$$\nu\left(\bigsqcup_iA_i\right)=\sum_{k\in\bigsqcup_i A_i}a_k\overset{\ast}{=}\sum_i\sum_{k\in A_i}a_k=\sum_i\nu(A_i)$$

The step marked $$\ast$$ uses the fact that the $$A_\bullet$$ are disjoint. A $$k$$ is in $$\bigsqcup_i A_i$$ iff. it is in exactly one $$A_{i_k}$$ for some $$i_k\in\Bbb N$$, and (using the empty sum equals zero convention) that is precisely saying that we can sum over the $$A_i$$ one-by-one. This partitioning of summation trick is common and useful.

Take a moment to check for yourself that the RHS of $$\ast$$:

• Sums an $$a_k$$ for every $$k\in\bigsqcup_i A_i$$
• Never sums the same $$a_k$$ twice

Then the equality follows.

• Suppose the sum of all positive $a_k$ is finite. In $*$ could it not be the case that $\sum_{k\in A_{i_0}}a_k = -\infty$ for some $i_0$ (implying that the RHS is $-\infty$) but that, on the LHS, all $a_k$ for $k\in A_{i_0}$ are cancelled out by $a_j$ for some $j\in\cup_iA_i\setminus A_{i_0}$ (and that the LHS turns out to be finite)? Nov 22, 2022 at 18:22
• If the positive part is finite and $\sum_{k\in A_{i_0}}a_k=-\infty$, it is impossible for this $-\infty$ to be cancelled out! The finite positive cannot beat the infinite negative (in measure theory we must also be careful with doing algebra with extended reals) Nov 22, 2022 at 18:25

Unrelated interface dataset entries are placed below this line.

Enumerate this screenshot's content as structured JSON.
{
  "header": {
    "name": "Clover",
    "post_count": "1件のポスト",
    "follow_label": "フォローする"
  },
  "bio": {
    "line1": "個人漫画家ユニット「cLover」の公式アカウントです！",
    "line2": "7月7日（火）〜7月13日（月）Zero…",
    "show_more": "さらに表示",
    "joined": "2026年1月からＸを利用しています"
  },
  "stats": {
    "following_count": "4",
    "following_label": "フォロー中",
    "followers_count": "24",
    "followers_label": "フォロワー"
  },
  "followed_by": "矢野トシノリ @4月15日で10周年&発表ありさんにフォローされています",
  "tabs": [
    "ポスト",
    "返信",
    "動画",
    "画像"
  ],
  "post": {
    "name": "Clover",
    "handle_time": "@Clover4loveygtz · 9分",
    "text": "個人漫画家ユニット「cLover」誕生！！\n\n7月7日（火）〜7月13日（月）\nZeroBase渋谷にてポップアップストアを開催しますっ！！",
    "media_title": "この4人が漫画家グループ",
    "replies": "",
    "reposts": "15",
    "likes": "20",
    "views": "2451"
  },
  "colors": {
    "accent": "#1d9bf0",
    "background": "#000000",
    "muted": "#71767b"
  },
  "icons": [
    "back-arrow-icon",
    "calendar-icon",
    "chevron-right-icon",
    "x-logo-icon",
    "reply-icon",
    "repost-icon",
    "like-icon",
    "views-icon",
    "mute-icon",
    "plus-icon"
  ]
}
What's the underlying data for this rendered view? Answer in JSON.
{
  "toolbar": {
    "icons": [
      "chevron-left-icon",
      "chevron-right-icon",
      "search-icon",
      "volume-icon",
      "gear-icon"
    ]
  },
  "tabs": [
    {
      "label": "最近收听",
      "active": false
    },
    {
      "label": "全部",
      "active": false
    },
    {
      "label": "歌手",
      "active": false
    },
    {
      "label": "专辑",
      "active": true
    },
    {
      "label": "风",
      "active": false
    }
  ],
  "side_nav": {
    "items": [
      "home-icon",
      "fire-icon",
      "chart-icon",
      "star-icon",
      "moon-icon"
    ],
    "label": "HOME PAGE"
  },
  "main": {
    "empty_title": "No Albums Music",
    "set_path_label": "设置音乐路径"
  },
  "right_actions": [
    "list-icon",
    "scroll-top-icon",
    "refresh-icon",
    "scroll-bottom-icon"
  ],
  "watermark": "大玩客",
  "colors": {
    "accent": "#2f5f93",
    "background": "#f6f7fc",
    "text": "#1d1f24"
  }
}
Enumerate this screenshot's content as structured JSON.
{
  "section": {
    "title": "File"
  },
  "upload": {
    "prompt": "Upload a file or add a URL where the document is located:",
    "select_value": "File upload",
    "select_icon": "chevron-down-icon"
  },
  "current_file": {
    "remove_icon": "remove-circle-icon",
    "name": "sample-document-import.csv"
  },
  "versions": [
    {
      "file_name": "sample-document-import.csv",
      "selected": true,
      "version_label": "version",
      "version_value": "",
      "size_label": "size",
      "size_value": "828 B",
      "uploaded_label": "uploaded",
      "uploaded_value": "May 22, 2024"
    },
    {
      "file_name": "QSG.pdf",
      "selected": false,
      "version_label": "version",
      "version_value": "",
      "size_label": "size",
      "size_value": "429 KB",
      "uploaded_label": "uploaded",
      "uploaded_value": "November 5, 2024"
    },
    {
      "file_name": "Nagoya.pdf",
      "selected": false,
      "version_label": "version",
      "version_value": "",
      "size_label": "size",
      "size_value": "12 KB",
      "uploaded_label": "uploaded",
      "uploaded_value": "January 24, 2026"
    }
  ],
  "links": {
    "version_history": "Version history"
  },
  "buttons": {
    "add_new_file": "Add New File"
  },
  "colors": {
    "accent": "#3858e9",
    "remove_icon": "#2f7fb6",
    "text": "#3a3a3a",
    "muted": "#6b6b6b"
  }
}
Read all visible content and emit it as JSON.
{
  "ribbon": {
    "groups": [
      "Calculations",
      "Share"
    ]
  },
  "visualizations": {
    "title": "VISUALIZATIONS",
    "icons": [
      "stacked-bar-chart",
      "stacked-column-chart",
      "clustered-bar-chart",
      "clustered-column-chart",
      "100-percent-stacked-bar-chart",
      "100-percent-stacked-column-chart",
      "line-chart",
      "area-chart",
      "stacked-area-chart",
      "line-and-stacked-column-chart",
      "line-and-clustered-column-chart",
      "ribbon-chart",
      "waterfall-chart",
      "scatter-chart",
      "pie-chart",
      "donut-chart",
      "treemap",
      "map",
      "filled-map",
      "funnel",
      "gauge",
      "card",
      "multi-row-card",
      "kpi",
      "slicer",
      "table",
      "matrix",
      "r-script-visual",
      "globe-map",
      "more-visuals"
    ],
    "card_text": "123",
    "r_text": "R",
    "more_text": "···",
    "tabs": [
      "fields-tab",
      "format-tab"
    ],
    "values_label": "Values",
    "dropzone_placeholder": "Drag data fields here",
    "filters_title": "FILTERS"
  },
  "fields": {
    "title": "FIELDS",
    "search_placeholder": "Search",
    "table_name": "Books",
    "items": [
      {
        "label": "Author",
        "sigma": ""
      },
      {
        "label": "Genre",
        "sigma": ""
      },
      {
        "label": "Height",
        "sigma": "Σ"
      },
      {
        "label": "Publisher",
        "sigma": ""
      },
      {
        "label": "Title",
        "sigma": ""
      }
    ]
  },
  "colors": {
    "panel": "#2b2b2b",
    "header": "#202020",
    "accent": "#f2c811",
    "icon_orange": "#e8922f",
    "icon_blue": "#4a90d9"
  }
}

In general if $$\mu$$ and $$\lambda$$ are positive measures on space $$(\Omega,\mathcal A)$$ and at least one of them is a finite measure then it can be shown that $$\nu$$ is a signed measure on $$(\Omega,\mathcal A)$$ if it is defined like this:$$\nu(A)=\mu(A)-\lambda(A)\text{ for every }A\in\mathcal A\tag1$$This under the convention that $$\infty-c=\infty$$ and $$c-\infty=-\infty$$ for any constant $$c\in\mathbb R$$.

(Can you prove this yourself?)

Now construct $$\mu$$ and $$\lambda$$ by stating that $$\mu(A)=\sum_{k\in A}\max(0,a_k)$$ and $$\lambda(A)=\sum_{k\in A}\max(0,-a_k)$$.

It is not difficult to see that both are positive measures and the condition on the $$a_k$$ assures that at least one of them is a finite measure.

Further note that in this situation $$(1)$$ is a true statement for function $$\nu$$ as mentioned in your question.

• This seems helpful, so definitely a vote up. Though MathMax's comment above helped my resolve my question by anpther method. Nov 23, 2022 at 11:36

MathMax's comment cleared things up. I post it here for future reference.

If $$A_1$$ and $$A_2$$ are disjoint then $$\sum_{k\in A_1\cup A_2}a_k = \sum_{k\in A_1}a_k +\sum_{k\in A_2}a_k.$$ Having showed this, in order to show the general statement, one may use an argument similar to the one typically used to prove that a countable union of countable sets is countable.